Bush Fuchias

Bush Leverkusen

 

A bush is defined as a plant with many branches, none of which trail. This is the commonest and easiest way of growing fuchsias, and this is the form in which they grow in nature. When planted on the garden, as is Leverkusen (above), the fuchsia will form a neat bush, but when in a pot it needs some control by means of regular pinching out the growing tip in order to shape the plant.

A bush should grow evenly so that it becomes quite symmetrical. Preferably, this is achieved by regular pinching of the entire plant at the same time, resulting in a plant that is covered with many flowers. If it is fed and watered regularly, the plant will flower for many months.

Cultivars suitable for a bush (or most shapes actually) have short internodes, with laterals in sets of three or even with whorls of four, and are self branching, which means one obtains a much fuller growth than varieties that don’t have these growing habits.

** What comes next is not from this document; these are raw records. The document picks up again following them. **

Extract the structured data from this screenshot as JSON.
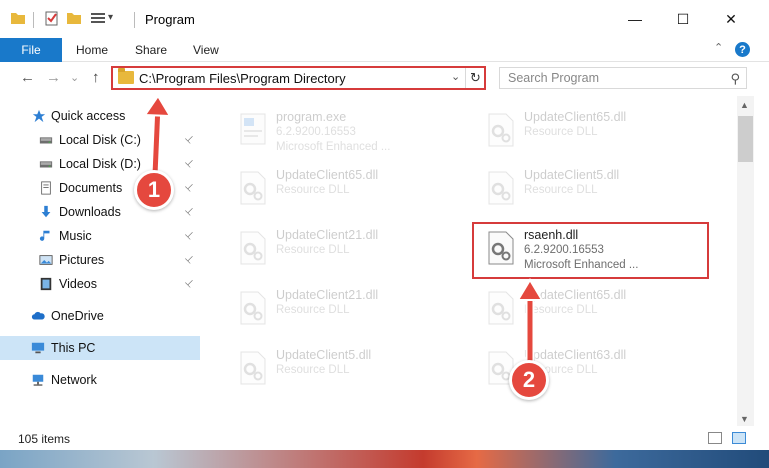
{
  "window": {
    "title": "Program",
    "minimize": "—",
    "maximize": "☐",
    "close": "✕"
  },
  "ribbon": {
    "file": "File",
    "home": "Home",
    "share": "Share",
    "view": "View",
    "help": "?",
    "collapse": "⌃"
  },
  "nav": {
    "back": "←",
    "forward": "→",
    "recent": "⌄",
    "up": "↑",
    "address": "C:\\Program Files\\Program Directory",
    "address_dropdown": "⌄",
    "refresh": "↻",
    "search_placeholder": "Search Program",
    "search_icon": "⚲"
  },
  "sidebar": {
    "quick_access": "Quick access",
    "items": [
      {
        "label": "Local Disk (C:)",
        "icon": "drive-icon",
        "pinned": true
      },
      {
        "label": "Local Disk (D:)",
        "icon": "drive-icon",
        "pinned": true
      },
      {
        "label": "Documents",
        "icon": "documents-icon",
        "pinned": true
      },
      {
        "label": "Downloads",
        "icon": "downloads-icon",
        "pinned": true
      },
      {
        "label": "Music",
        "icon": "music-icon",
        "pinned": true
      },
      {
        "label": "Pictures",
        "icon": "pictures-icon",
        "pinned": true
      },
      {
        "label": "Videos",
        "icon": "videos-icon",
        "pinned": true
      }
    ],
    "onedrive": "OneDrive",
    "this_pc": "This PC",
    "network": "Network",
    "pin_glyph": "📌"
  },
  "files": [
    {
      "name": "program.exe",
      "line2": "6.2.9200.16553",
      "line3": "Microsoft Enhanced ...",
      "faded": true
    },
    {
      "name": "UpdateClient65.dll",
      "line2": "Resource DLL",
      "line3": "",
      "faded": true
    },
    {
      "name": "UpdateClient65.dll",
      "line2": "Resource DLL",
      "line3": "",
      "faded": true
    },
    {
      "name": "UpdateClient5.dll",
      "line2": "Resource DLL",
      "line3": "",
      "faded": true
    },
    {
      "name": "UpdateClient21.dll",
      "line2": "Resource DLL",
      "line3": "",
      "faded": true
    },
    {
      "name": "rsaenh.dll",
      "line2": "6.2.9200.16553",
      "line3": "Microsoft Enhanced ...",
      "faded": false
    },
    {
      "name": "UpdateClient21.dll",
      "line2": "Resource DLL",
      "line3": "",
      "faded": true
    },
    {
      "name": "UpdateClient65.dll",
      "line2": "Resource DLL",
      "line3": "",
      "faded": true
    },
    {
      "name": "UpdateClient5.dll",
      "line2": "Resource DLL",
      "line3": "",
      "faded": true
    },
    {
      "name": "UpdateClient63.dll",
      "line2": "Resource DLL",
      "line3": "",
      "faded": true
    }
  ],
  "status": {
    "items_count": "105 items"
  },
  "callouts": {
    "one": "1",
    "two": "2"
  },
  "colors": {
    "accent": "#1979ca",
    "highlight": "#d63b3b",
    "callout": "#e5483e",
    "selected": "#cce4f7"
  }
}
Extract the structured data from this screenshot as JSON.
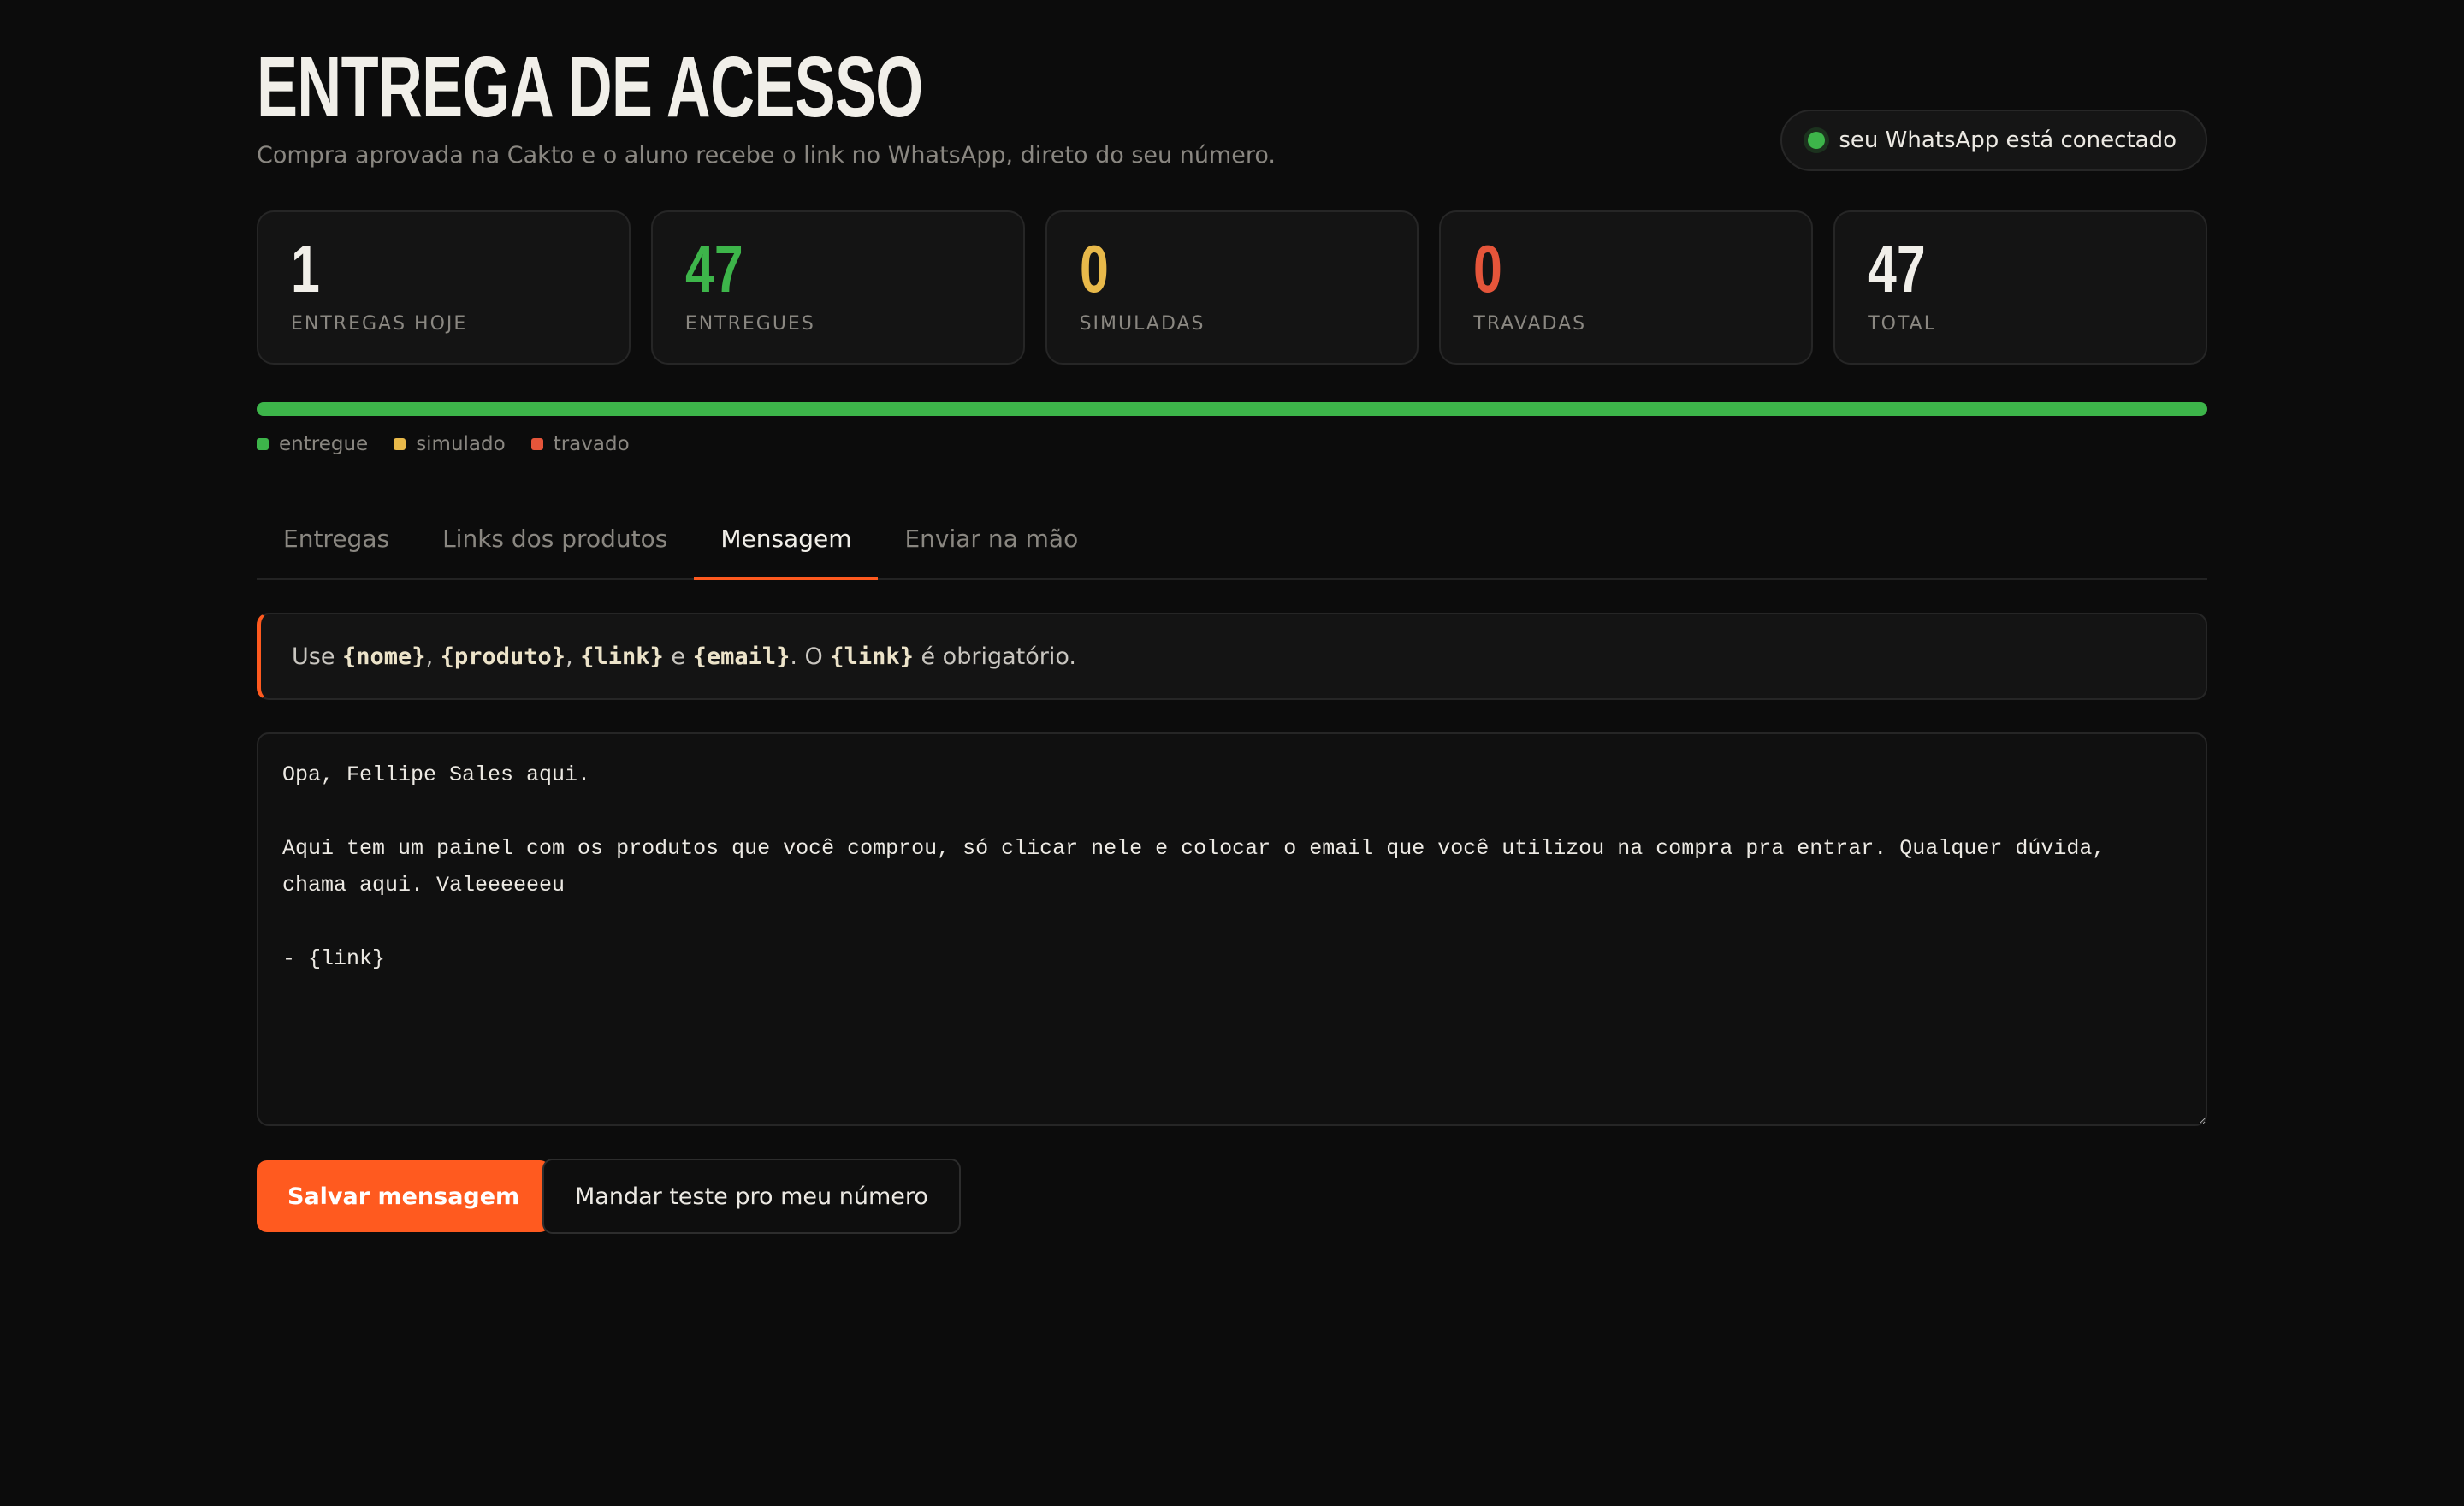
{
  "header": {
    "title": "ENTREGA DE ACESSO",
    "subtitle": "Compra aprovada na Cakto e o aluno recebe o link no WhatsApp, direto do seu número."
  },
  "whatsapp_status": {
    "label": "seu WhatsApp está conectado",
    "dot_color": "#3db54a"
  },
  "stats": [
    {
      "value": "1",
      "label": "ENTREGAS HOJE",
      "color": "#f1efe9"
    },
    {
      "value": "47",
      "label": "ENTREGUES",
      "color": "#3db54a"
    },
    {
      "value": "0",
      "label": "SIMULADAS",
      "color": "#e8b94a"
    },
    {
      "value": "0",
      "label": "TRAVADAS",
      "color": "#e5553a"
    },
    {
      "value": "47",
      "label": "TOTAL",
      "color": "#f1efe9"
    }
  ],
  "progress": {
    "entregue": 47,
    "simulado": 0,
    "travado": 0
  },
  "legend": [
    {
      "label": "entregue",
      "color": "#3db54a"
    },
    {
      "label": "simulado",
      "color": "#e8b94a"
    },
    {
      "label": "travado",
      "color": "#e5553a"
    }
  ],
  "tabs": [
    {
      "label": "Entregas",
      "active": false
    },
    {
      "label": "Links dos produtos",
      "active": false
    },
    {
      "label": "Mensagem",
      "active": true
    },
    {
      "label": "Enviar na mão",
      "active": false
    }
  ],
  "info": {
    "prefix": "Use ",
    "var_nome": "{nome}",
    "sep1": ", ",
    "var_produto": "{produto}",
    "sep2": ", ",
    "var_link": "{link}",
    "sep3": " e ",
    "var_email": "{email}",
    "sep4": ". O ",
    "var_link_required": "{link}",
    "suffix": " é obrigatório."
  },
  "message": {
    "value": "Opa, Fellipe Sales aqui.\n\nAqui tem um painel com os produtos que você comprou, só clicar nele e colocar o email que você utilizou na compra pra entrar. Qualquer dúvida, chama aqui. Valeeeeeeu\n\n- {link}"
  },
  "actions": {
    "save_label": "Salvar mensagem",
    "test_label": "Mandar teste pro meu número"
  },
  "colors": {
    "accent": "#ff5a1f",
    "background": "#0c0c0c"
  }
}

Start the rooted cutting in a 5cm or 7,5cm pot and as it develops, re-pot into the next larger size pot. Do not over-pot, for if given extra growing space the roots will feed the top growth, causing the internodes of the plant to lengthen and possibly spoil the close compactness and shape of the bush. From the time the plant is in a 12.5cm pot, start feeding every week or ten days with a fertiliser in half strength solution. Because more or less compactness is suggested, the food product used should not be of high nitrogen content. A more balanced fertiliser will help control fast lateral growth that often helps shorten the space between the nodes.

Fuchsias need early morning sun and plenty of light. If the pot is rotated a half turn each week it will encourage roundness of form rather than a one-sided bush. As the bush approaches the hoped for size and shape it is best kept in a container that is in proportion to the overall size of the plant and again it is wise to restrain excessive growth by not over potting.

Water your plant the night before you feed, as you should never fertilise a dry plant. If the soil on top of the pot become hard, loosen it gently so water will penetrate through; fuchsia must have good drainage.

It should take about 8 weeks after you stop pinching to bring the plant into full bloom, but this may be accomplished in 6 weeks if it grows in a warm area.

If you intend to exhibit your plant, the foliage and flowers must be free of pests and disease. The container must be clean and free of lime deposits. Pick off all spent blooms, bad leaves, seed berries and remove unnecessary stakes and ties. No branch, leaf or flower should touch the soil or extend below the top of the container. See that the plant is correctly labelled and it is ready for the show.